In the past few years, it has become so that it is no longer enough for our children to be strong in one or two subjects. Now a truly successful child has to be an all-rounder in the academic subjects, sport and music. The pressure ramps up in secondary school, where the gaps between the exams get shorter and grades, not learning, become the primary goal.
No sooner have children left the GCSE exam hall than they are studying for AS levels a year later. "A" grades have to be liberally sprinkled with stars to really count. University application forms have to read like CVs, in which students must prove to tutors that they have been absorbed by their chosen subject since birth, yet still had the time to scale the highest peaks in Britain as part of their Duke of Edinburgh Award. The tragedy of all this over-investment is that we are not producing a brave new world of more accomplished wunderkind. Instead, we are producing some of the most anxious children in the world. Unicef has put British children in 16th place – out of 21 countries – for happiness.
The irony is that performance parenting pushes away the very people we are trying to protect.

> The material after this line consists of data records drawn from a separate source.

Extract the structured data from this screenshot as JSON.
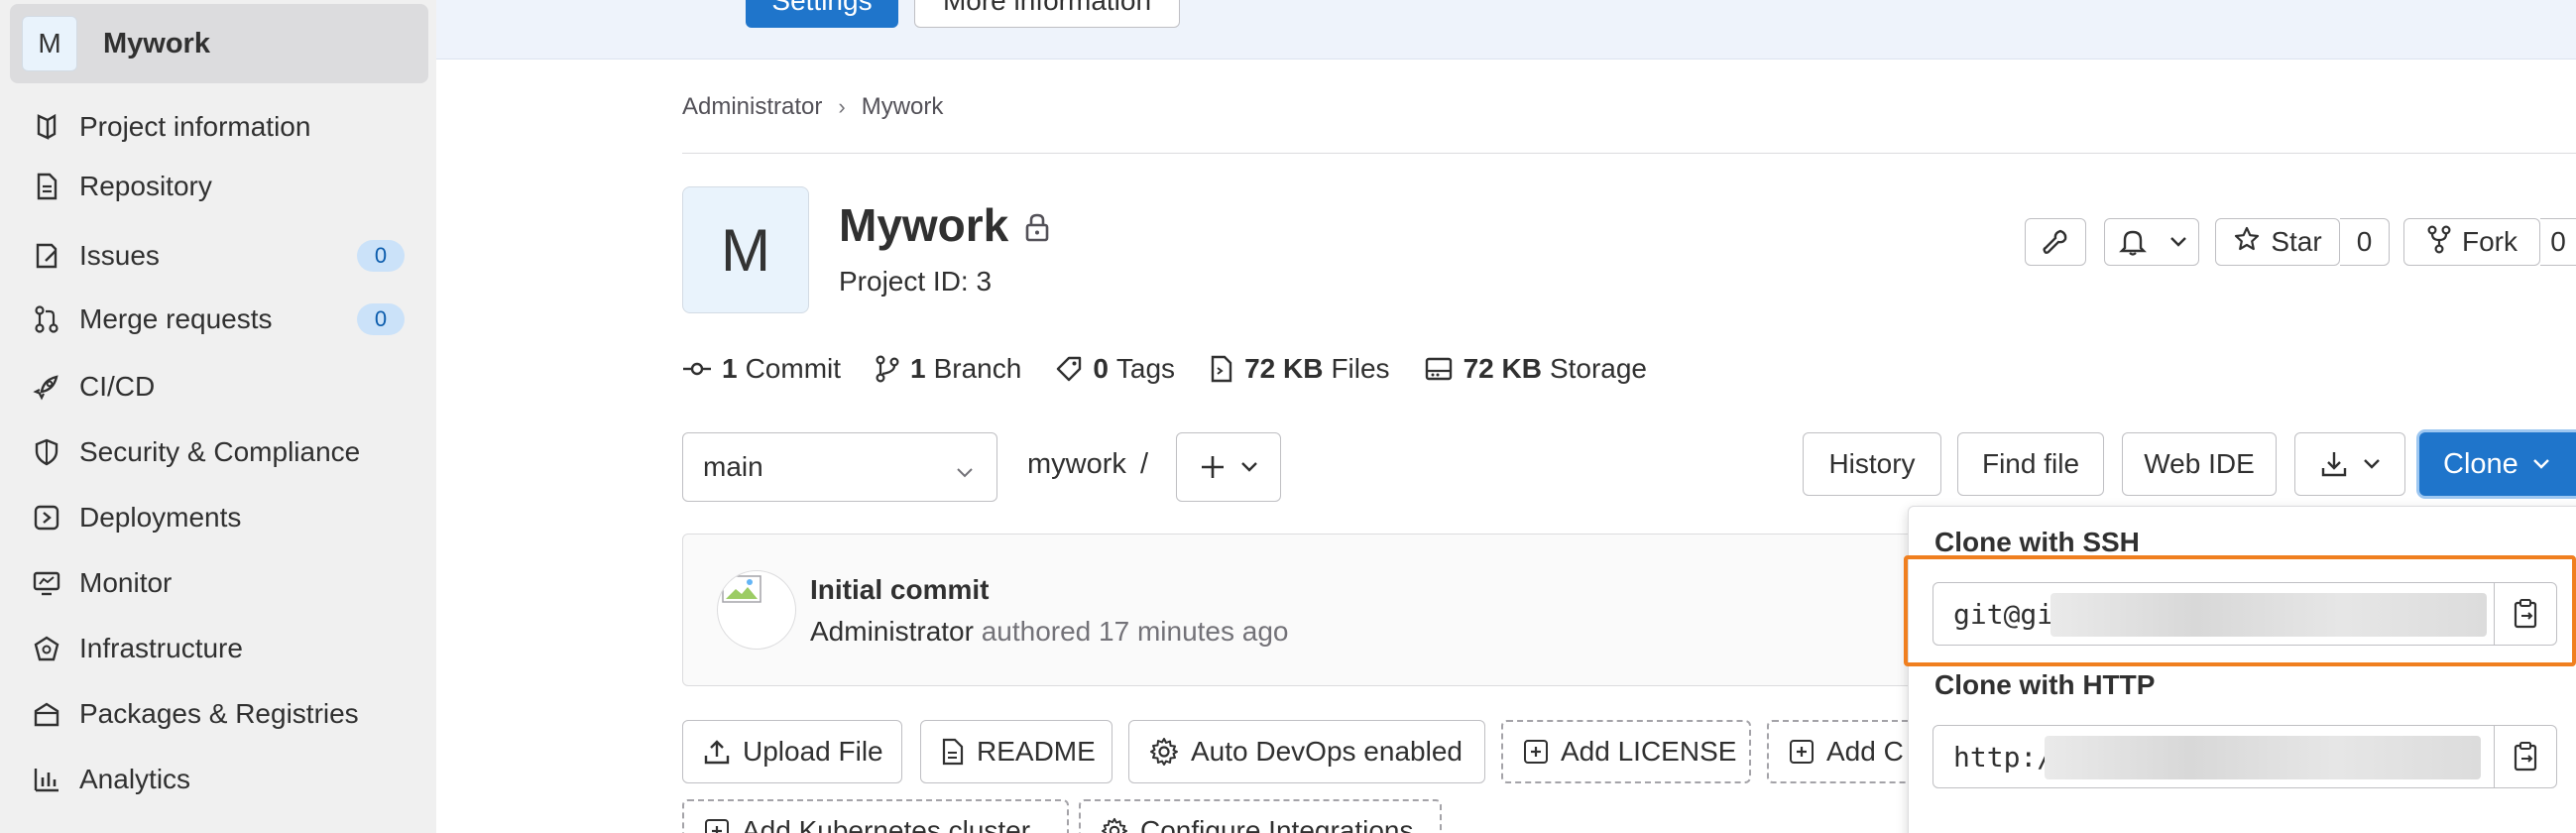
{
  "sidebar": {
    "project_initial": "M",
    "project_name": "Mywork",
    "items": [
      {
        "label": "Project information",
        "icon": "project-info-icon"
      },
      {
        "label": "Repository",
        "icon": "document-icon"
      },
      {
        "label": "Issues",
        "icon": "issues-icon",
        "badge": "0"
      },
      {
        "label": "Merge requests",
        "icon": "merge-request-icon",
        "badge": "0"
      },
      {
        "label": "CI/CD",
        "icon": "rocket-icon"
      },
      {
        "label": "Security & Compliance",
        "icon": "shield-icon"
      },
      {
        "label": "Deployments",
        "icon": "deployments-icon"
      },
      {
        "label": "Monitor",
        "icon": "monitor-icon"
      },
      {
        "label": "Infrastructure",
        "icon": "cloud-icon"
      },
      {
        "label": "Packages & Registries",
        "icon": "package-icon"
      },
      {
        "label": "Analytics",
        "icon": "analytics-icon"
      }
    ]
  },
  "banner": {
    "settings_label": "Settings",
    "more_info_label": "More information"
  },
  "breadcrumb": {
    "items": [
      "Administrator",
      "Mywork"
    ],
    "separator": "›"
  },
  "project": {
    "initial": "M",
    "name": "Mywork",
    "id_text": "Project ID: 3",
    "star_label": "Star",
    "star_count": "0",
    "fork_label": "Fork",
    "fork_count": "0"
  },
  "stats": [
    {
      "value": "1",
      "label": "Commit",
      "icon": "commit-icon"
    },
    {
      "value": "1",
      "label": "Branch",
      "icon": "branch-icon"
    },
    {
      "value": "0",
      "label": "Tags",
      "icon": "tag-icon"
    },
    {
      "value": "72 KB",
      "label": "Files",
      "icon": "file-icon"
    },
    {
      "value": "72 KB",
      "label": "Storage",
      "icon": "storage-icon"
    }
  ],
  "repo": {
    "branch": "main",
    "path": "mywork",
    "path_separator": "/",
    "history_label": "History",
    "find_file_label": "Find file",
    "web_ide_label": "Web IDE",
    "clone_label": "Clone"
  },
  "commit": {
    "title": "Initial commit",
    "author": "Administrator",
    "meta": " authored 17 minutes ago"
  },
  "actions": {
    "upload_file": "Upload File",
    "readme": "README",
    "auto_devops": "Auto DevOps enabled",
    "add_license": "Add LICENSE",
    "add_changelog": "Add C",
    "add_k8s": "Add Kubernetes cluster",
    "configure_integrations": "Configure Integrations"
  },
  "clone_dropdown": {
    "ssh_heading": "Clone with SSH",
    "ssh_value": "git@gi",
    "http_heading": "Clone with HTTP",
    "http_value": "http:/"
  },
  "colors": {
    "primary": "#1f75cb",
    "highlight": "#f07f1f",
    "badge_bg": "#cbe2f9"
  }
}
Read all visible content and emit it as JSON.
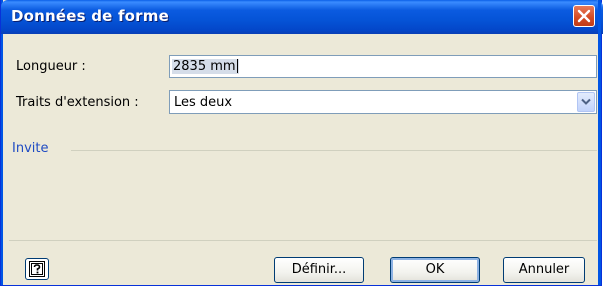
{
  "window": {
    "title": "Données de forme",
    "close_icon": "close-icon"
  },
  "form": {
    "length_label": "Longueur :",
    "length_value": "2835 mm",
    "extension_label": "Traits d'extension :",
    "extension_value": "Les deux",
    "dropdown_icon": "chevron-down-icon"
  },
  "prompt_group": {
    "title": "Invite"
  },
  "footer": {
    "help_icon": "help-icon",
    "define_label": "Définir...",
    "ok_label": "OK",
    "cancel_label": "Annuler"
  },
  "colors": {
    "titlebar": "#0553D6",
    "dialog_bg": "#ECE9D8",
    "group_title": "#1F4BC3",
    "close_button": "#D34A23"
  }
}
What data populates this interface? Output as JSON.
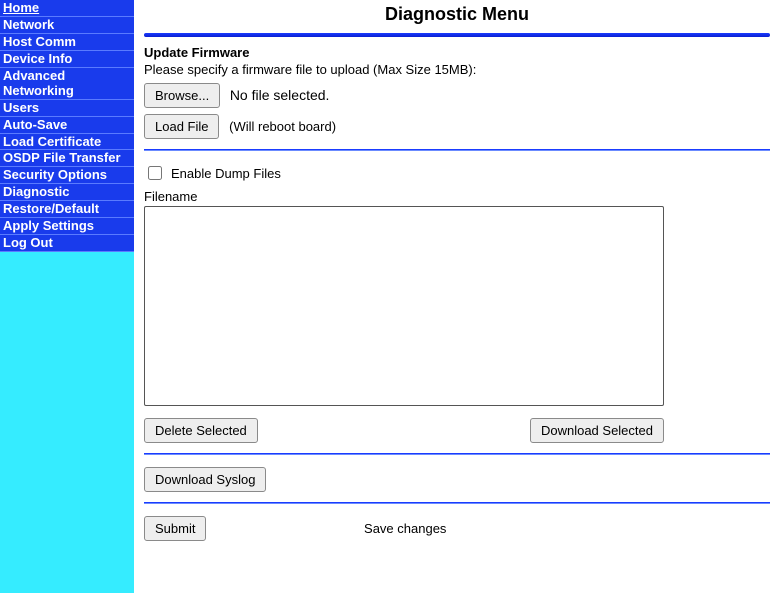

While all of us would say we love our children no matter what, that's not always the message that children hear. Instead, they become angry when they feel we are turning them into passive projects. Rather than feel like they are disappointing us, they disconnect or become compulsive people-pleasers who feel they can never do enough.
Like Lily, they start to see their parents as part of the problem, always expecting us to expect more. In my daughter's eyes, I became an extension of an overbearing school system. We drifted apart as she stopped looking me in the eye and became more tense and irritable.
Thanks to my coming to terms with the reason, I changed direction and took my foot off the gas. Gradually, with the help of techniques I describe in my new book, such as spending dedicated time with Lily for its own sake, we repaired our relationship. Now 12, she is thriving because she has found her motivation and she is succeeding in her own way, not in mine. With my second child, Clio, now 9, I had learnt my lesson and she was less stressed as a result.
I imagine some of you are reading this because you genuinely want the best for your child but can't see any way of achieving that without being a tiger parent. Maybe you have had enough not only of the relentless pace of modern family life and how it ruins your experience of parenting, but also the constant tension and how it poisons the atmosphere in your home. Most of all, there's a good chance you don't like how being constantly measured and judged makes the children you love feel about themselves. Possibly you can't remember the last time you saw them truly feeling carefree. So you might want a way out. But you simply can't see an option if your child is not going to be left behind.
But there are ways to find the confidence to step off this carousel – above all, to remember that stressed kids don't learn well. Rather than take away the seats in this frantic game of musical chairs, we need to offer our children more support, not more lectures. Instead of turning our homes into educational boot-camps, we need to turn them into havens.
It's time for us to look again at what it means to be a successful parent and put ourselves in our children's shoes to imagine how they will look back on their childhood: as a time when they were allowed to discover themselves, or as endless hurrying from one exam to the next?
Should we judge ourselves on our ability to turn our offspring into high achievers who gain entry to the top universities and get the best jobs? Or should we judge ourselves on the ability to guide our children towards becoming happy, ethical, compassionate people who like themselves and value the world around them?
Of course, put like this, it's a no-brainer. My question is, why are we still raising children as if we don't know the answer?
'Taming the Tiger Parent: How to put your child's well-being first in a competitive world', by Tanith Carey, is out now (Constable & Robinson, 8.99